* _Exercise details_:
Check each line of the material, and show the ones that include the word "this".

■ ■ ■ ■

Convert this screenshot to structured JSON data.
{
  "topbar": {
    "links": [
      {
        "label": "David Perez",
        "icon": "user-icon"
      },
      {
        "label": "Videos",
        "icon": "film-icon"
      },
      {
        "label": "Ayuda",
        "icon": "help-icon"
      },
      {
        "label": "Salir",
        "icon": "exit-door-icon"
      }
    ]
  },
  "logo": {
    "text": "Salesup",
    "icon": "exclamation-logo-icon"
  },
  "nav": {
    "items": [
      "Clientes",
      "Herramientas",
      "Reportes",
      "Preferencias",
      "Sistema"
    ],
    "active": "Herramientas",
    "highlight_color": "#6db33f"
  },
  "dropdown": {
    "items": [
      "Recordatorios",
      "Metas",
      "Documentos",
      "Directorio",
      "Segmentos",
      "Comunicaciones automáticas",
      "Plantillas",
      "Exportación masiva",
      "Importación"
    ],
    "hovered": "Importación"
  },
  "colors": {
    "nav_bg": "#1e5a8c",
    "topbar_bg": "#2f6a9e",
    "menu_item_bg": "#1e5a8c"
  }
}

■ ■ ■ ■

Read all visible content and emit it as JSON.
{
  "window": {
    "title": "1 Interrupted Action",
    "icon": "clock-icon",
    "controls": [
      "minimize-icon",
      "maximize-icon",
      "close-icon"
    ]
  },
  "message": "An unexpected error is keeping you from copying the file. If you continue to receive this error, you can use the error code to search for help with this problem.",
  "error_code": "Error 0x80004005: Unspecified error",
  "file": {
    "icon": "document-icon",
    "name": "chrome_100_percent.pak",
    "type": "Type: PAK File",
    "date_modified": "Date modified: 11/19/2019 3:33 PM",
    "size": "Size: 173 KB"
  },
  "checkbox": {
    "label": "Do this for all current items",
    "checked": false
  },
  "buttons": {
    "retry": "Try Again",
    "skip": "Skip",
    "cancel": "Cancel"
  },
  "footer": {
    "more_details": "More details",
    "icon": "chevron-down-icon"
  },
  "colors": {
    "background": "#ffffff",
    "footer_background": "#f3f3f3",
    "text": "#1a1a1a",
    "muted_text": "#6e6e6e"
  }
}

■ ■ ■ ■

* _Answer box_:
Convert this screenshot to structured JSON data.
  "message": "An unexpected error is keeping you from copying the file. If you continue to receive this error, you can use the error code to search for help with this problem.",
    "label": "Do this for all current items",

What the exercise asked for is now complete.